Take the 2-minute tour ×
Stack Overflow is a question and answer site for professional and enthusiast programmers. It's 100% free, no registration required.

I have a Makefile that only compiles/recompiles what's necessary. However, even after something is compiled I would like to see their compile warnings.

My scenario is this: 1) I make a file called snake.cpp. 2) I make my project. snake.cpp has 3 warnings and 0 errors. 3) I make another file called cup.cpp 4) I make my project, now I see cup.cpp's warnings but none of snake.cpp's warnings.

But I want to see snake.cpp's warnings, even though the compiling is skipped by make. I don't want to recompile the whole project with -Werror. In fact, I don't want to recompile anything unless I actually edited the relevant files, but I would still like to see the warnings.
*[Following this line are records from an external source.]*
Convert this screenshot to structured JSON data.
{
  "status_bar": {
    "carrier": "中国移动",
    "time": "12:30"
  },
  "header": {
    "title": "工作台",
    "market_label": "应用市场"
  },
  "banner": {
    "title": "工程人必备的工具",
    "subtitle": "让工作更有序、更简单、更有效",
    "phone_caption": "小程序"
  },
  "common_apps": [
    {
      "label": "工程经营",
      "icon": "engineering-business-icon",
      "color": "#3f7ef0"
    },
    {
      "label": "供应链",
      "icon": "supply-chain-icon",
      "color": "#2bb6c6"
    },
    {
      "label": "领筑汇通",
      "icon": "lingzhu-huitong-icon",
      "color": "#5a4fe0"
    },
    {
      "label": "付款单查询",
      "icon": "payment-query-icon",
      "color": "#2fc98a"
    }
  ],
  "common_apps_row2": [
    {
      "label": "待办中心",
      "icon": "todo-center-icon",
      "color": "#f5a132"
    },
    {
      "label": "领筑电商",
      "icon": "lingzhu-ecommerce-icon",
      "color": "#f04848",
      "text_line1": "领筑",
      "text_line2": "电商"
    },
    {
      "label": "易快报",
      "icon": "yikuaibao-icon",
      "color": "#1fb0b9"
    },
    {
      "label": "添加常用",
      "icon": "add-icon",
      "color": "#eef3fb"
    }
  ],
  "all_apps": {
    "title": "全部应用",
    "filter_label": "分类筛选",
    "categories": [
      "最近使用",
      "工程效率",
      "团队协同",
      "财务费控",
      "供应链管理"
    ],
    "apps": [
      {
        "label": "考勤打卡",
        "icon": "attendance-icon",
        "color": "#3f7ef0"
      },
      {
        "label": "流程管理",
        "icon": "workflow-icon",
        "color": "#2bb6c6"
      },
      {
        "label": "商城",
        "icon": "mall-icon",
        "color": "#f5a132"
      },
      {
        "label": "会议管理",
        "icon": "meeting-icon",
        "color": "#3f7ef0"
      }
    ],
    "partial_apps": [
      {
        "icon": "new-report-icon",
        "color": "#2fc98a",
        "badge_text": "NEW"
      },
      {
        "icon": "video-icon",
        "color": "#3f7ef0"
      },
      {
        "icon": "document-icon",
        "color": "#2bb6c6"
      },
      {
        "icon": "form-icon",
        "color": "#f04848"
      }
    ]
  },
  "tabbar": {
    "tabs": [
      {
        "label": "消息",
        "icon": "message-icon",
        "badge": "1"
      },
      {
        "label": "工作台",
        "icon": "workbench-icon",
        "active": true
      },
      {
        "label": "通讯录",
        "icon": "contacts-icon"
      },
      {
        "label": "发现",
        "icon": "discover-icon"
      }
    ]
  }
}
What is the best way of achieving this?

share|improve this question
    
Well, either the compiler sees the file and can warn, or it doesn't see it and can't warn... decide what you want! –  delnan Nov 4 '11 at 1:36
1  
You want to see output from stages that are not run. I guess that's only possible with some kind of system with log files: for each step redirect output to a file and during each run echo all log files. –  eriktous Nov 4 '11 at 1:41
add comment

1 Answer

up vote 3 down vote accepted

The compiling isn't skipped "by mistake", it's skipped because the executable/object is newer than the source. That's how makefiles work. And the only way to get the warnings without recompiling is by storing them somewhere. It sounds like your solution is to redirect errors to a log file and print them back out when you make. Perhaps this will work, but I haven't tested it:

all: snake cup
    @cat snake.err
    @cat cup.err

snake: snake.cpp
    g++ snake.cpp -o snake 2>snake.err

cup: cup.cpp
    g++ cup.cpp -o cup 2>cup.err

.PHONY: all

If they're both part of the same executable you'll want to make objects instead.

share|improve this answer
    
A good solution that will do what I want. I just need to add a dummy target so that .err files are printed even if all targets are compiled. Thanks. –  Christian Jonassen Nov 4 '11 at 2:45
add comment

Your Answer

 
discard

By posting your answer, you agree to the privacy policy and terms of service.

Not the answer you're looking for? Browse other questions tagged or ask your own question.